He has a mouth in his gut. An obnoxious, toothy, foul-mouthed, pig of a mouth. Luckily, his girlfriend doesn’t seem to mind. Marie, the one-legged stripper and cyber-prostitute love of his life is very accepting of it. And then a little too accepting. What would you do if your girlfriend cheated on you with the voracious yapper under your belly button? If you live in Gutmouth’s world-a bleak city where gruesome, spontaneous mutations are no big deal, klepto-roaches take anything not tied-down, drugs turn pain into pleasure, consumers are tortured for growing food, and your best friend is a misogynistic rat-man-you might do something crazy. And what if you got caught?
According to that description, my book was pure bizarro. However, I still wondered why the cover, created by artist Justin T. Coons, who specializes in speculative fiction, horror, and bizarro, had such a noir-esque feel to it. He had read parts of the book and I loved the cover, so the guy with the long coat and the bleak city behind him had to mean something. I kept reading the aforementioned text until something clicked. I recalled a Huffington Post article by another noir expert, editor and publisher Otto Penzler. The piece, published in 2010 and which ironically began by criticizing noir readers who don’t know how to define their genre of choice, offered a very straightforward explanation of how noir works:
“Pretty much everyone in a noir story (or film) is driven by greed, lust, jealousy or alienation, a path that inevitably sucks them into a downward spiral from which they cannot escape. They couldn’t find the exit from their personal highway to hell if flashing neon lights pointed to a town named Hope. It is their own lack of morality that blindly drives them to ruin.”
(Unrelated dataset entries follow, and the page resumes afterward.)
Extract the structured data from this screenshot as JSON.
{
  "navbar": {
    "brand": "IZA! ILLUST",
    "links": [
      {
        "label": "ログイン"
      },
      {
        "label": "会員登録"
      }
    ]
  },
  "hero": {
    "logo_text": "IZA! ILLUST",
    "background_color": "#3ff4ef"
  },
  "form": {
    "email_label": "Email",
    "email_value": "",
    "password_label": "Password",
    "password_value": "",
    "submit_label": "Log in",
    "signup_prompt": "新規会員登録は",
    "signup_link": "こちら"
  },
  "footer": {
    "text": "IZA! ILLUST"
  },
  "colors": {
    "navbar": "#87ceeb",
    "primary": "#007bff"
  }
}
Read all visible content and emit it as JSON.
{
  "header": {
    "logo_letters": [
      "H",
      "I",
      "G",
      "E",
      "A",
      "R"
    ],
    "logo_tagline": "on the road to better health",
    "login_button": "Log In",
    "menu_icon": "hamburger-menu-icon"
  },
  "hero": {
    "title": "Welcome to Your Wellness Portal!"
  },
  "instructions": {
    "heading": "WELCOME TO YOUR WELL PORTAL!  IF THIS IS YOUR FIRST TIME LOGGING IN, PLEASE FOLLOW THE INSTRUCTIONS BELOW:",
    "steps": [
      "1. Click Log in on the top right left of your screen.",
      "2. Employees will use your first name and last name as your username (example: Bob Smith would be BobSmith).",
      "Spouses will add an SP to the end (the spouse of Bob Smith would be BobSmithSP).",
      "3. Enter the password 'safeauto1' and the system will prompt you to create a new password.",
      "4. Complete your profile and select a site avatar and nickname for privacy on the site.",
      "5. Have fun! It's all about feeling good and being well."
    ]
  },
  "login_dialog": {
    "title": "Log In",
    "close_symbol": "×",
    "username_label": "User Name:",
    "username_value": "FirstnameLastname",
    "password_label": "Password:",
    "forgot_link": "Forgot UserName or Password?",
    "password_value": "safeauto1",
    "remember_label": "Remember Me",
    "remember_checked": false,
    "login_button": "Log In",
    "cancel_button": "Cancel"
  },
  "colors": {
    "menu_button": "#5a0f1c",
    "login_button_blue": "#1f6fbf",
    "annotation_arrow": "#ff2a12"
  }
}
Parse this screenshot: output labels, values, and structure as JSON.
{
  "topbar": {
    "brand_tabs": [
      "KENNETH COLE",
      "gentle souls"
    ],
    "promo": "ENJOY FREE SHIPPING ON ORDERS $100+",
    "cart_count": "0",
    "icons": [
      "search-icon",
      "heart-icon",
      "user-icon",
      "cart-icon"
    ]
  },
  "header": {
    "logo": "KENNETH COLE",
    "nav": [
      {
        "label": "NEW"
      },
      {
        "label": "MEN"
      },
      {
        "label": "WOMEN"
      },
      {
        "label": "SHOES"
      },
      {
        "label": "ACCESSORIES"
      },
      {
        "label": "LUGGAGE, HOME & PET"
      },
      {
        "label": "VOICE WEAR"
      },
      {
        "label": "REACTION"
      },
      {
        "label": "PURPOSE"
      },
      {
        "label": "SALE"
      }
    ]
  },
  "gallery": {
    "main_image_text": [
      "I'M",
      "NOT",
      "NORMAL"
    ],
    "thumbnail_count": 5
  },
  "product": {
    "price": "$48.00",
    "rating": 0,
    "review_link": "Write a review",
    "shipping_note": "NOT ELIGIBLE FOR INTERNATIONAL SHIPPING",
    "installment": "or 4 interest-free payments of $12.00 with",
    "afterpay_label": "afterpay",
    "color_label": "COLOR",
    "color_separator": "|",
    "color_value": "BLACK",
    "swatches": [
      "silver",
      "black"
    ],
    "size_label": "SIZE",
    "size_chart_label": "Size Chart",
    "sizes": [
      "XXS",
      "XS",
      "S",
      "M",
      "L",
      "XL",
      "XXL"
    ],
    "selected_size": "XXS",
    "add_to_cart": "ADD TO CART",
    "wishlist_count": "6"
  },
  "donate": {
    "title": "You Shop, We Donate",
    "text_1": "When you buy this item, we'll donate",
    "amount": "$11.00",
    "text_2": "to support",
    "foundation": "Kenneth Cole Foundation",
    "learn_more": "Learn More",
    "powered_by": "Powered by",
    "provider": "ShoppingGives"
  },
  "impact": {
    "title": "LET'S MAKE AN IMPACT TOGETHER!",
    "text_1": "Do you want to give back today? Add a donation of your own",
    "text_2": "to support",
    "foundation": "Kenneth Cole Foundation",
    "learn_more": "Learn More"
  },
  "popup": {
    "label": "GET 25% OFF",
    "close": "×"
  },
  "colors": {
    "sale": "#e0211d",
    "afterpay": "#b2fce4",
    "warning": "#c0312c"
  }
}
After all, Gutmouth was noir and, once published, corroboration came quickly. The first review came from a source I took very seriously. Ross E. Lockhart, author of Chick Bassist and editor of Night Shade Books, wrote: “Gutmouth is gritty mutant noir, filled with desperation, murder, and a guy with a mouth in his gut.”
Gritty mutant noir. That was it. I hadn’t invented anything; my book was just the result of my noir diet filtered through my love of bizarro. Mutating is exactly what noir does. Even when not attempting to write it, years of consuming the genre in its plethora of incarnations had shaped the way I write.
Boston Noirs 2: The Classics presents work by Joyce Carol Oates and David Foster Wallace alongside that of folks like Chuck Hogan and Dennis Lehane. Snubnose Press has made it clear: neo-noir is powerful, ever-changing, and indefinable. The horror genre is now more undeniably intertwined with his crime-infested cousin. Bizarro has invented its own version of noir (for a great example of “Chainsaw Noir,” look no further than Garrett Cook’s Jimmy Plush: Teddy Bear Detective). So where, or what, is noir now? Coming up with a definition for it is inconceivable but, for the time being, knowing that it’s relentlessly mutating and infecting younger generations of writers is enough to know the genre is alive and well. As a reader and reviewer, I’m really looking forward to seeing where it goes next.